Young: “We should do all we can to reduce opiate usage. Doctors are reducing their prescriptions for opiates. According to Vermont’s September Monthly Opioid Update, there was an estimate of almost 9,000 Vermonters 18+ receiving medication assisted treatment. It’s not enough to substitute one drug for another. We should provide assistance to users for residential treatment to eliminate the need for drugs. No one accused of a serious crime should be released without bail. The accused and others using the courts have the right to a speedy trial. Criminal cases, civil cases and divorces take years to decide. Some of the effects of these delays is the increase in legal fees, more animosity between parties, and actually taking more court time. Rotating judges is part of the problem, not the solution. When the case goes to court and there is a different judge, you know that judge has not had time to review the entire case. One judge will advise one course of action to the parties, then when you go back, it’s a different judge, and that judge asks why that course of action was taken and negates what the prior judge recommended. That just wasted the judge’s and the court’s time and adds legal fees for the parties. We should try to have the same judge follow a case through to its completion. When cases are resolved more quickly, judges can move on to the next cases.”
Elwell: “The opioid epidemic requires the efforts of not only law enforcement but health care workers and individuals. If police are to do more, they need money and education and trained
personnel. [Criminal justice] is another that requires more money and trained personnel. I need more education on the subject.”
Protecting the Rights of Women, Minorities, and LGBTQ+ Citizens:
Sims: “Vermont has provided additional safeguards for reproductive rights by adding an affirmative right to choose into Vermont state law in House Bill 57 which was signed into law by Republican Governor Phil Scott in 2019. At the same time, this law also supports a woman’s choice to carry a pregnancy to term and supports access to contraception and sterilization services. I support every Vermonter’s right to choose or to refuse contraception, pregnancy, or parenthood. Every Vermonter should be able to choose the course of their life and make their own decisions about their bodies. I support permanent and equal access to reproductive choice, the expansion of sexual health education, access to contraception, and continued funding for Vermont’s reproductive health providers.”
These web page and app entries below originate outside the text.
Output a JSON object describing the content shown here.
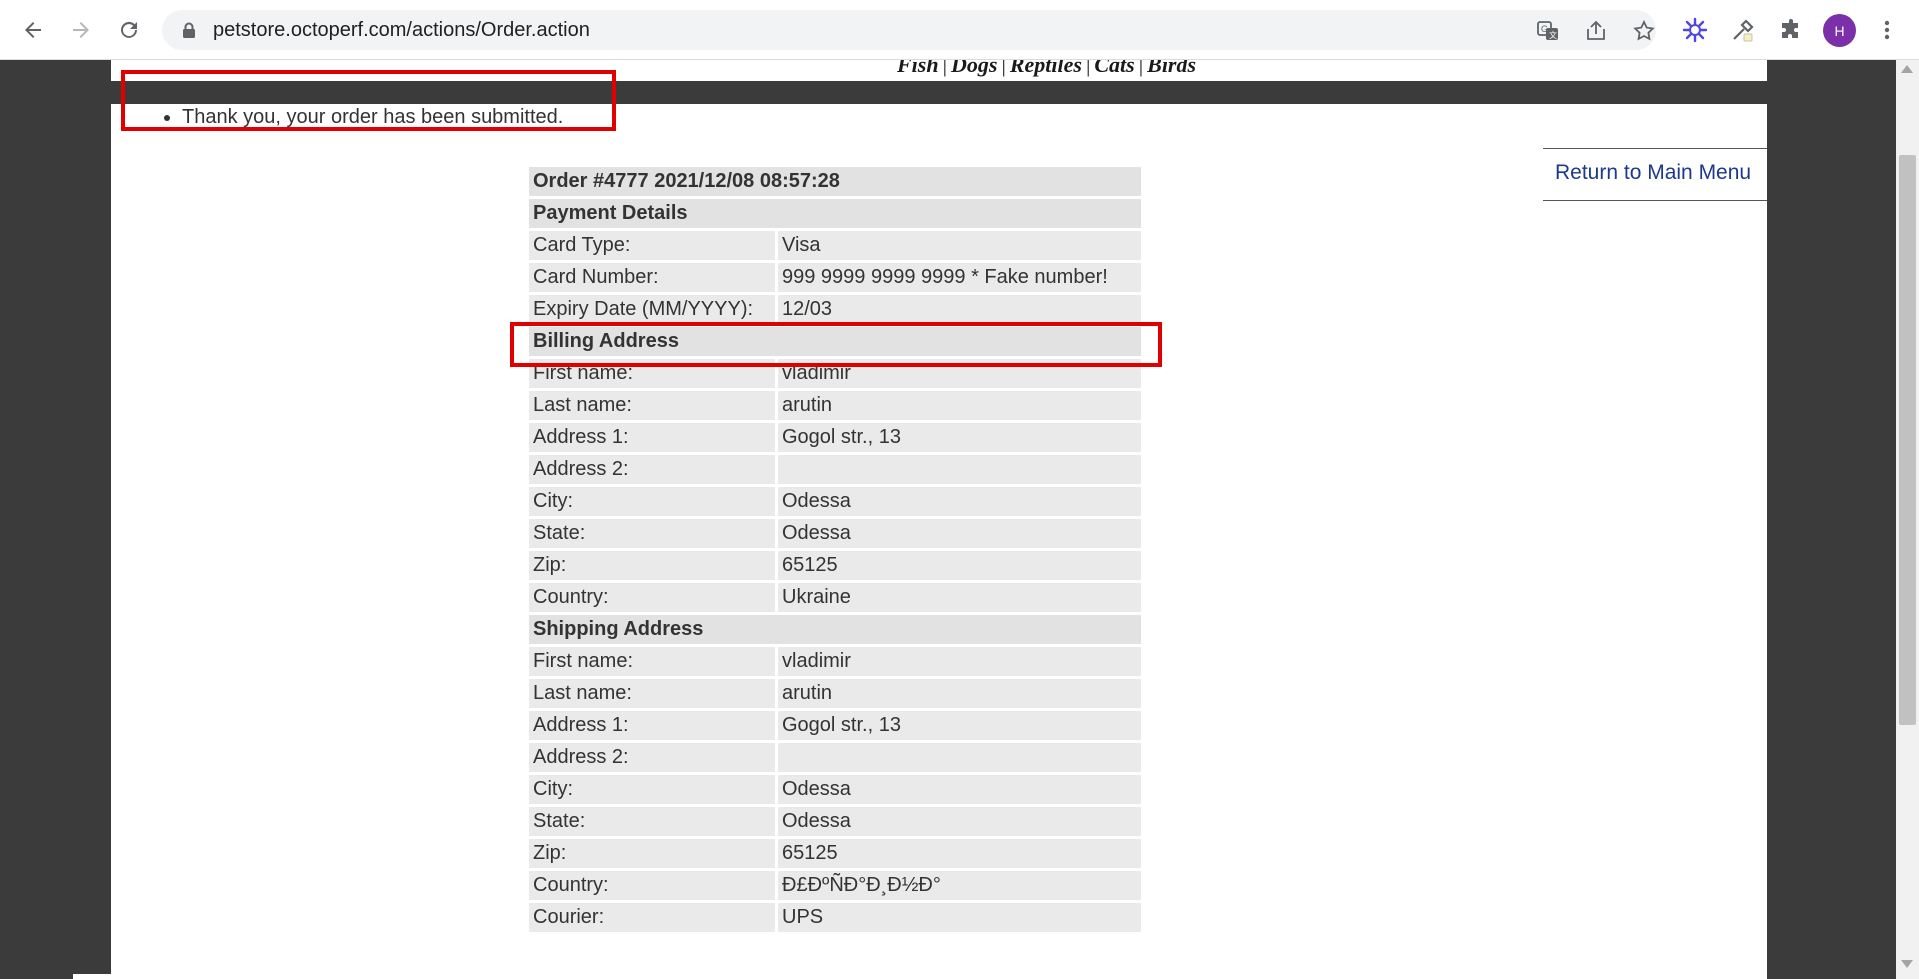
{
  "browser": {
    "url": "petstore.octoperf.com/actions/Order.action",
    "profile_initial": "H",
    "icons": [
      "back-icon",
      "forward-icon",
      "reload-icon",
      "lock-icon",
      "translate-icon",
      "share-icon",
      "star-icon",
      "extension-ai-icon",
      "eyedropper-icon",
      "puzzle-icon",
      "menu-icon"
    ]
  },
  "store_nav": {
    "items": [
      "Fish",
      "Dogs",
      "Reptiles",
      "Cats",
      "Birds"
    ],
    "separator": "|"
  },
  "message": "Thank you, your order has been submitted.",
  "return_link": "Return to Main Menu",
  "order": {
    "header": "Order #4777 2021/12/08 08:57:28",
    "payment": {
      "title": "Payment Details",
      "rows": [
        {
          "label": "Card Type:",
          "value": "Visa"
        },
        {
          "label": "Card Number:",
          "value": "999 9999 9999 9999 * Fake number!"
        },
        {
          "label": "Expiry Date (MM/YYYY):",
          "value": "12/03"
        }
      ]
    },
    "billing": {
      "title": "Billing Address",
      "rows": [
        {
          "label": "First name:",
          "value": "vladimir"
        },
        {
          "label": "Last name:",
          "value": "arutin"
        },
        {
          "label": "Address 1:",
          "value": "Gogol str., 13"
        },
        {
          "label": "Address 2:",
          "value": ""
        },
        {
          "label": "City:",
          "value": "Odessa"
        },
        {
          "label": "State:",
          "value": "Odessa"
        },
        {
          "label": "Zip:",
          "value": "65125"
        },
        {
          "label": "Country:",
          "value": "Ukraine"
        }
      ]
    },
    "shipping": {
      "title": "Shipping Address",
      "rows": [
        {
          "label": "First name:",
          "value": "vladimir"
        },
        {
          "label": "Last name:",
          "value": "arutin"
        },
        {
          "label": "Address 1:",
          "value": "Gogol str., 13"
        },
        {
          "label": "Address 2:",
          "value": ""
        },
        {
          "label": "City:",
          "value": "Odessa"
        },
        {
          "label": "State:",
          "value": "Odessa"
        },
        {
          "label": "Zip:",
          "value": "65125"
        },
        {
          "label": "Country:",
          "value": "Ð£ÐºÑÐ°Ð¸Ð½Ð°"
        },
        {
          "label": "Courier:",
          "value": "UPS"
        }
      ]
    }
  },
  "colors": {
    "highlight": "#e00000",
    "link": "#1d3a8a",
    "page_bg": "#3b3b3b",
    "cell_bg": "#eaeaea"
  }
}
Young: “At this time, if Roe v Wade were overturned, nothing would change in Vermont. Abortion is legal throughout all nine months in Vermont. I do not support Proposition 5. I have not seen a need for the legislature to do more for gay rights.”
Elwell: “[I would] continue to support women’s rights and gay rights on the state level and react if there in fact is a shift [in the Supreme Court].”